═════ MATERIAL FOR THIS EXERCISE ═════

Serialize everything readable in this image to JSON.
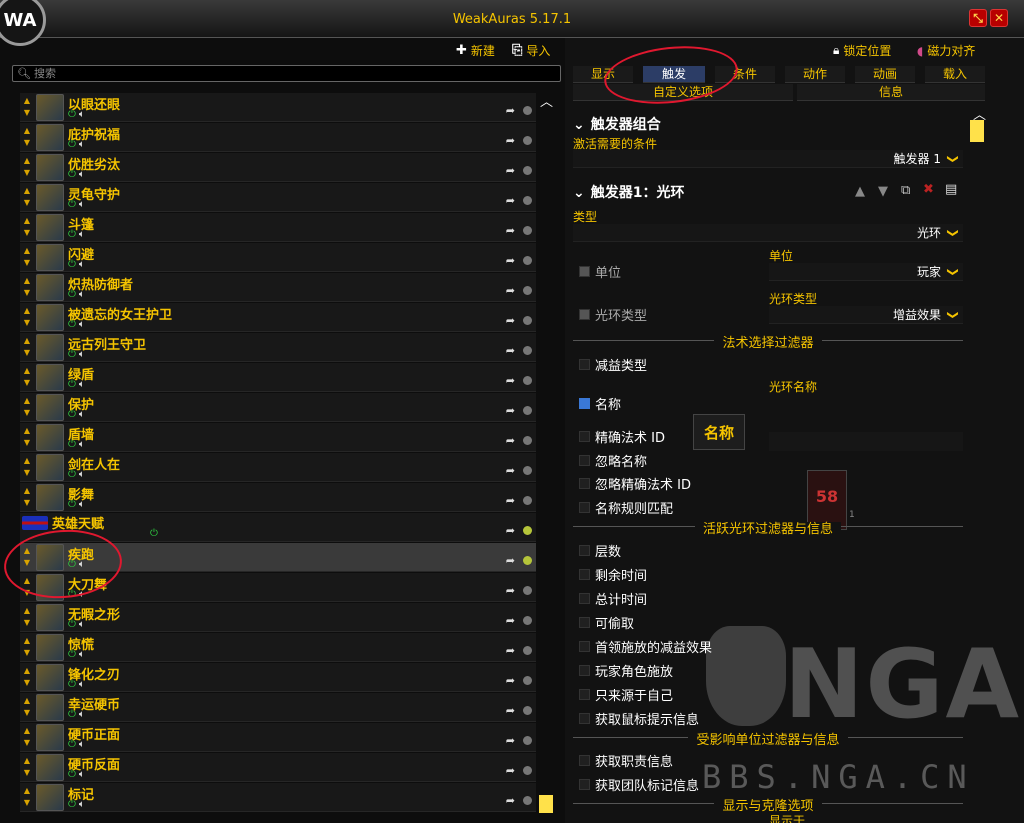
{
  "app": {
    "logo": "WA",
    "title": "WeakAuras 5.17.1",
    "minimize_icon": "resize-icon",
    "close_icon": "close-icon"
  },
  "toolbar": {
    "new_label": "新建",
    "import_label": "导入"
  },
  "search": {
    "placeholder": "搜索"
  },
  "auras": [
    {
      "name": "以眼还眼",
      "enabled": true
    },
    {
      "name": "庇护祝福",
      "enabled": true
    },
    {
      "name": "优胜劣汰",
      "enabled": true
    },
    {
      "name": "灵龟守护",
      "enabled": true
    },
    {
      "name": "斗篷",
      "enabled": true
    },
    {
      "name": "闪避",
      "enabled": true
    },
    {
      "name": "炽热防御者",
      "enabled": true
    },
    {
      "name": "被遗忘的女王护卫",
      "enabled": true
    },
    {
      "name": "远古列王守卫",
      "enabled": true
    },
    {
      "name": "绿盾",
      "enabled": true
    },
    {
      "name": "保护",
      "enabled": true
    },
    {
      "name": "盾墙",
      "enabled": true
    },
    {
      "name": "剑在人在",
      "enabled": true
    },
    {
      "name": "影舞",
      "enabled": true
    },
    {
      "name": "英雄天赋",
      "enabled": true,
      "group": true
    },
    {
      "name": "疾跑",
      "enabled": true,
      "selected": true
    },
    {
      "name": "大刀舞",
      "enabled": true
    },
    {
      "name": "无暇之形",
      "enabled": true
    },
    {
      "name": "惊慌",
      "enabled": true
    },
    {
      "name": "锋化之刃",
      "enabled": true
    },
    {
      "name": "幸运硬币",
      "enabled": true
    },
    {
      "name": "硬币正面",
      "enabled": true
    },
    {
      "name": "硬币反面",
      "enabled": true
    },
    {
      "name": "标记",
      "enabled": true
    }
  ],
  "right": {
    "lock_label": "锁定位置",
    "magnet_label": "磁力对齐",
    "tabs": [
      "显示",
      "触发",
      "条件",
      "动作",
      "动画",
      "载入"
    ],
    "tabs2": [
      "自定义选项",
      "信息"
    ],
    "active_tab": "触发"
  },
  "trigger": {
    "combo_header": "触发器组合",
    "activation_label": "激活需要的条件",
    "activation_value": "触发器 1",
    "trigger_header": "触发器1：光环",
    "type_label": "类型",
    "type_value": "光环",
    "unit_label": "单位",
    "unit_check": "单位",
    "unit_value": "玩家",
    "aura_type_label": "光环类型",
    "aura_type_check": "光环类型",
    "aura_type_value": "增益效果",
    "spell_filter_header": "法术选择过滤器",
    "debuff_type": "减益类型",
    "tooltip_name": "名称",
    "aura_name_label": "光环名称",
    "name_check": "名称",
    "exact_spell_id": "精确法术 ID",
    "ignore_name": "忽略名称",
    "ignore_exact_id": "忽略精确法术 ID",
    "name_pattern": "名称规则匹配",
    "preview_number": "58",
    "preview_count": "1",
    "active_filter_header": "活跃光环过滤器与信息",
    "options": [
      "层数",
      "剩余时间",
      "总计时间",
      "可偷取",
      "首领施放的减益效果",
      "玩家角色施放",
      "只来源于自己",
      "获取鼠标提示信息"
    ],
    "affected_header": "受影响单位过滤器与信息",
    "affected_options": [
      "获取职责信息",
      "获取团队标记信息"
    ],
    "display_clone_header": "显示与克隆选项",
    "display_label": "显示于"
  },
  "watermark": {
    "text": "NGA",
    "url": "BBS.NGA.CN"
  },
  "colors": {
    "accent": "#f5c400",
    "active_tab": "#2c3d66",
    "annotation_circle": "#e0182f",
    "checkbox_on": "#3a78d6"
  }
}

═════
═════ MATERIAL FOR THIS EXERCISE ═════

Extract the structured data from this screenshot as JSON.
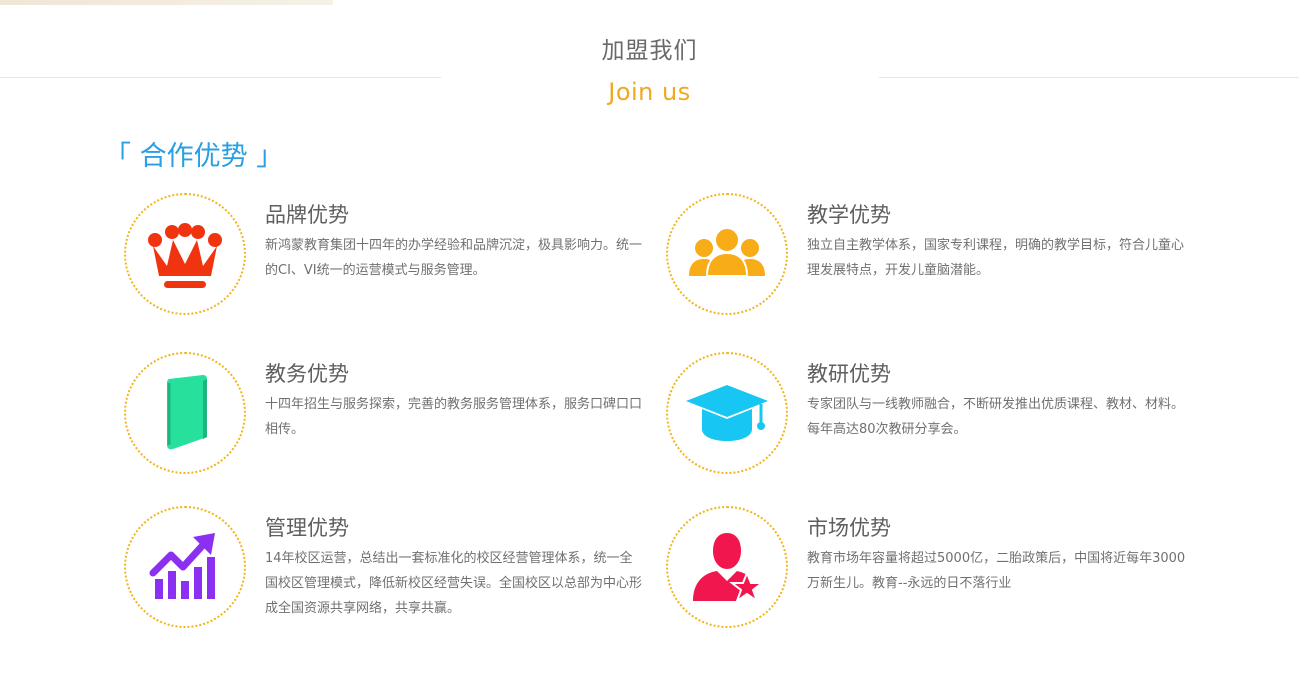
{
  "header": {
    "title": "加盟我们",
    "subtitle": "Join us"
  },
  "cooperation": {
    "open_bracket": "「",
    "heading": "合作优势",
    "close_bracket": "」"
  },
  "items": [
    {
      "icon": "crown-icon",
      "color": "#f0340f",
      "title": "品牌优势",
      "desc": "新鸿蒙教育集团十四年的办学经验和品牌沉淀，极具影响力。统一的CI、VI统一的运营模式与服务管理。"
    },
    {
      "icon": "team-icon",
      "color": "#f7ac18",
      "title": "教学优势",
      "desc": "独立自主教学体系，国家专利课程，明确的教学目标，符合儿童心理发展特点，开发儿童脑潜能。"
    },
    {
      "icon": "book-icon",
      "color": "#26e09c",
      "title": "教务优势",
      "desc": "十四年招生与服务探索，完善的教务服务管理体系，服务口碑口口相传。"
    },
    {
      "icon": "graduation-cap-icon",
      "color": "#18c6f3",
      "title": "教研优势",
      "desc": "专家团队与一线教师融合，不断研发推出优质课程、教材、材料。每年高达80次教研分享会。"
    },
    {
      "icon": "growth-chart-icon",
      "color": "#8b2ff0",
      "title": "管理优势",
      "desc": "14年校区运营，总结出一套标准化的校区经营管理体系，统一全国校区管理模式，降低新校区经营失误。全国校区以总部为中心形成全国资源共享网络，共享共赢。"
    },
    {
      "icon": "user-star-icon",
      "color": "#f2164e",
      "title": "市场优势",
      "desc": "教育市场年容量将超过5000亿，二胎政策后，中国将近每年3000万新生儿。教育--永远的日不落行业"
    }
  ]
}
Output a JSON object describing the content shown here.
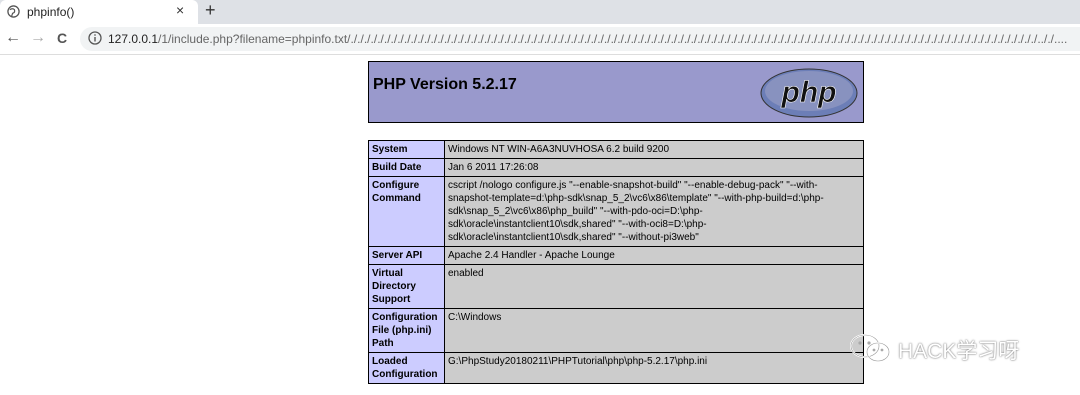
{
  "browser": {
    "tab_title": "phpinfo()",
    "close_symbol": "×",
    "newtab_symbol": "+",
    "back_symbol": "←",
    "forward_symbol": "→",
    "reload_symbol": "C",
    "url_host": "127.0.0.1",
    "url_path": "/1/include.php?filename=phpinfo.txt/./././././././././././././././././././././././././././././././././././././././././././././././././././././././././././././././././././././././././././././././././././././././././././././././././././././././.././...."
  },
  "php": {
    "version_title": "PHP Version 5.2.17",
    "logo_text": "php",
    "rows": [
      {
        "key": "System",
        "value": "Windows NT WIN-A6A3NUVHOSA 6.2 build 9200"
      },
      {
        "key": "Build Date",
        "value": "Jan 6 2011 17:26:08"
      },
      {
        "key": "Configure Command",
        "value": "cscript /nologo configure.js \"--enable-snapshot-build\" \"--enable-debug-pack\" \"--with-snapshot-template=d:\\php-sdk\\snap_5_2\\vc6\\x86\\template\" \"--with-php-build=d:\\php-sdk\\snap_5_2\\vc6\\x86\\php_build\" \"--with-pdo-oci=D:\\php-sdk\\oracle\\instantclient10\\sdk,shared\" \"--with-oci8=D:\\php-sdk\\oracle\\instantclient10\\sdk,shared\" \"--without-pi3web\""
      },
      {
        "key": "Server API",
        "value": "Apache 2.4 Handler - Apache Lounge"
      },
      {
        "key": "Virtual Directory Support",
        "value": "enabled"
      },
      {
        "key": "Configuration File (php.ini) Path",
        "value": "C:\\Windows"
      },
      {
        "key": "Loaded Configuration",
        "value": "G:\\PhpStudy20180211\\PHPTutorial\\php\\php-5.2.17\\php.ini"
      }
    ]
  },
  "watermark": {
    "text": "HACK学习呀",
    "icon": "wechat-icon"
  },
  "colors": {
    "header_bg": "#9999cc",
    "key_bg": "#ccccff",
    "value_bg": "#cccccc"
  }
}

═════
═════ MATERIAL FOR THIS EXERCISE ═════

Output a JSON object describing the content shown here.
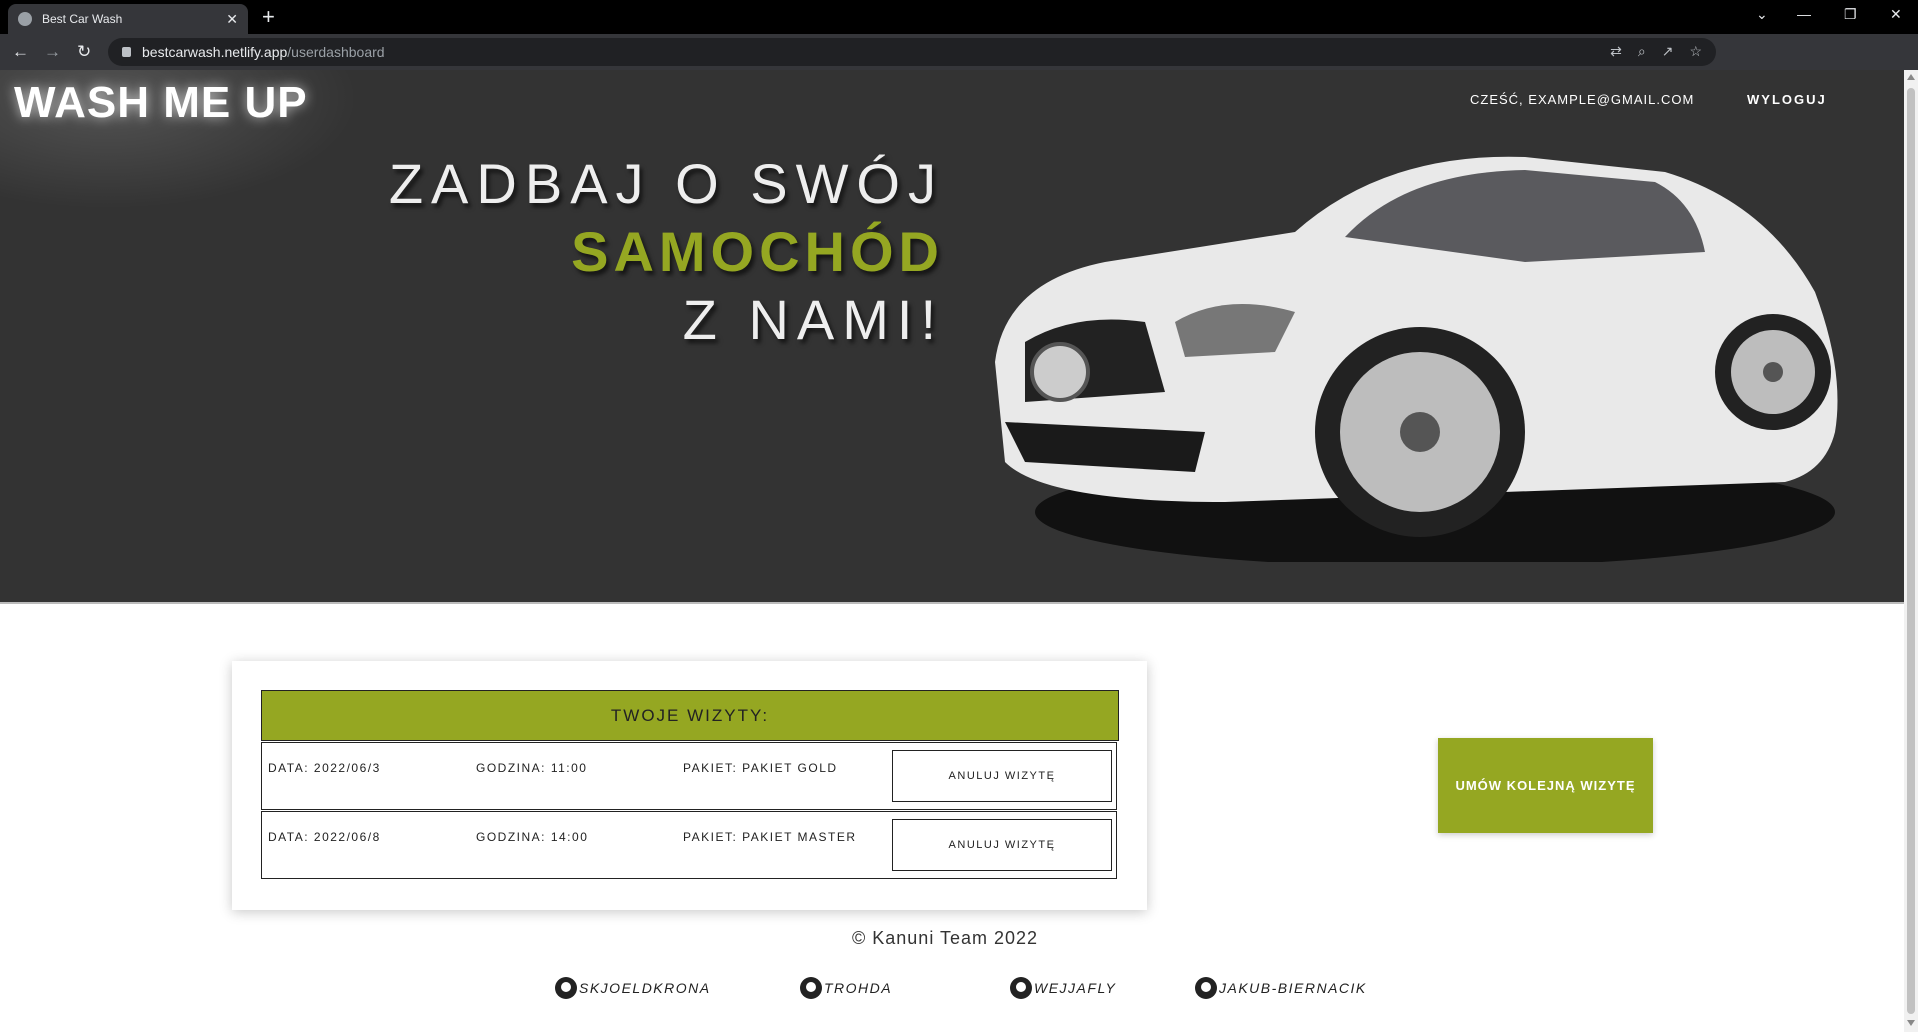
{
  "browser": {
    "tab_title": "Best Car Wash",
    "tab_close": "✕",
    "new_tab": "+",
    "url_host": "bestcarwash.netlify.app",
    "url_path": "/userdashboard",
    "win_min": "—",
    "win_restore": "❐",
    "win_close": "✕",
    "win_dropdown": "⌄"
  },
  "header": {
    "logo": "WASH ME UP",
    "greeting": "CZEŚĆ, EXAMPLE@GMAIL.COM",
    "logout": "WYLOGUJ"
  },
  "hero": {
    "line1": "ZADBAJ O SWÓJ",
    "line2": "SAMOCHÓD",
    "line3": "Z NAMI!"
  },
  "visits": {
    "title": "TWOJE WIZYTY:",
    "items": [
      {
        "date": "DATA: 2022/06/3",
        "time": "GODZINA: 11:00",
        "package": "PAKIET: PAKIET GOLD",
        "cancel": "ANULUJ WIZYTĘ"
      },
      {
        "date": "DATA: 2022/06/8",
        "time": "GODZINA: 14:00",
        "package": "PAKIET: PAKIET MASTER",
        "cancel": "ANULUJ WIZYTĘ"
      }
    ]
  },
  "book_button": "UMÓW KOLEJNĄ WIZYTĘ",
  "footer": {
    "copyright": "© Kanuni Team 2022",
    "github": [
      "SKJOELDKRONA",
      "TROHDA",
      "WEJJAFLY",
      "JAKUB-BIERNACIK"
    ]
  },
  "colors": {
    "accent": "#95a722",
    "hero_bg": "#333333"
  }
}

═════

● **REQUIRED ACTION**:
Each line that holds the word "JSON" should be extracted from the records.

● **EXERCISE SOLUTION**:
Serialize everything readable in this image to JSON.
Extract the structured data from this screenshot as JSON.
Output a JSON object describing the content shown here.
Output a JSON object describing the content shown here.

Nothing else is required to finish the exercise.